Lecturer

Kalima Young

Contact Information

PHONE
OFFICE
Stephens Annex 127

Education

University of Maryland, College Park (PhD Candidate)
Towson University (MA)
Goucher College (BA)

Areas of Expertise

Feminist film theory, Black film criticism, narrative production, film history

Biography

Kalima Young is a Lecturer who teaches Principles of Film and Media Production, African American Cinema and Gender in Film.  She is also a PhD candidate in American Studies at the University of Maryland, College Park.  Her research explores what it means in contemporary America to be Black and to be the subject of and witness to ongoing violence against Black bodies. A videographer and writer, Ms. Young owns and operates Kubla Khan Productions, an independent video production company.  She has written, produced and directed two feature length films Grace Haven (2006), Lessons Learned (2009) as well as several short form campaign videos including, It Gets Better, Baltimore, a collection of lesbian, gay, bisexual and transgender testimonials addressing teen bullying and suicide prevention.

A Baltimore activist, Ms. Young is on the leadership team for the FORCE: Upsetting Rape Culture’s Monument Quilt Project, a collection of stories of survivors of rape and sexual abuse. Collecting over 6,000 quilt squares from across the nation, this art installation will blanket the National Mall in Washington, D.C. in 2018.  Ms. Young is also a weekly co-host for The Marc Steiner Show on WEAA 88.9 radio where she provides media and cultural criticism.  
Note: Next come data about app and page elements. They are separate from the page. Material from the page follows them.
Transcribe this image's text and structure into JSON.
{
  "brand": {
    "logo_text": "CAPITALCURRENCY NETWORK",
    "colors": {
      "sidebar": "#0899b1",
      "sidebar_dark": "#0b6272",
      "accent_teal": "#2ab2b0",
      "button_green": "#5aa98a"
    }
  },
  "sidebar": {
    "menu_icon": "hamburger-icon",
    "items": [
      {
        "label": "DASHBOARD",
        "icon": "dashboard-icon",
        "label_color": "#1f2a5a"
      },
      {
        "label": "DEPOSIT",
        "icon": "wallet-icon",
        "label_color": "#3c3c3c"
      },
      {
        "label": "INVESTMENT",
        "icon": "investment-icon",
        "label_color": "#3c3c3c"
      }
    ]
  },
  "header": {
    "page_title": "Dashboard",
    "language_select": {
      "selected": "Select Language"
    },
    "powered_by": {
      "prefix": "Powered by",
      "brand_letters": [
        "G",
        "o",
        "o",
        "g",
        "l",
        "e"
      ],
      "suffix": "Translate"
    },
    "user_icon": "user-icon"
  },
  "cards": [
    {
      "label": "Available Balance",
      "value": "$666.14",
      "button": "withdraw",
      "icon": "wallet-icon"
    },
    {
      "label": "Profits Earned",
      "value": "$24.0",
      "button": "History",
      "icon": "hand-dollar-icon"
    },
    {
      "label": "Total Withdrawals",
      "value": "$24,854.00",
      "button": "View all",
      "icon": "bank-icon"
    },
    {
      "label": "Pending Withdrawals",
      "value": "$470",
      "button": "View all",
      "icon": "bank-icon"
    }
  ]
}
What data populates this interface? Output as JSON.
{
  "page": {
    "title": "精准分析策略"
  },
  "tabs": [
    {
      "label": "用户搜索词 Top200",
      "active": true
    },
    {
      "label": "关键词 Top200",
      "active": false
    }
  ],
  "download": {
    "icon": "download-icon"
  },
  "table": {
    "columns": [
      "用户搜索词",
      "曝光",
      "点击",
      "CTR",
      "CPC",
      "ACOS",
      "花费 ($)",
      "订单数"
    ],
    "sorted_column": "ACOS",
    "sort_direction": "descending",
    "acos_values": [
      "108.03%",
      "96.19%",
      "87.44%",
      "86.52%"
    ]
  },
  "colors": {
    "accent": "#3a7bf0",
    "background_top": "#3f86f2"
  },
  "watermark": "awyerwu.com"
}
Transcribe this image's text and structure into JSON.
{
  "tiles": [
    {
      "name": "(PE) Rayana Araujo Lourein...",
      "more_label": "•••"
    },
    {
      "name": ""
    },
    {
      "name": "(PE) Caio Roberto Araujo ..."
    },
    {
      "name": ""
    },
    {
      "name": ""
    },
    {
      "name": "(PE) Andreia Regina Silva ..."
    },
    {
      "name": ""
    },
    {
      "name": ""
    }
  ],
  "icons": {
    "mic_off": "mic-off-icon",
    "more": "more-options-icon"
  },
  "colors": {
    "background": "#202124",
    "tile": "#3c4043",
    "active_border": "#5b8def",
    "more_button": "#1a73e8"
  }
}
Her publications include: “We Will Survive: Race and Gender-Based Trauma as Cultural Truth-Telling”. Feminist Perspectives on Orange Is the New Black: Thirteen Critical Essays. Eds. April Kalogeropoulos Householder and Adrienne Trier-Bieniek, NC: McFarland Publishers (2016); “Emancipating the Past, Spectacularizing the Present: Kara Walker, Slavery and Representations of Cultural Trauma.”  Powerlines Journal, 3.1 (2015); and “Changing America: The Emancipation Proclamation (1863) and the March on Washington (1963)” Powerlines Journal 2.1 (2014).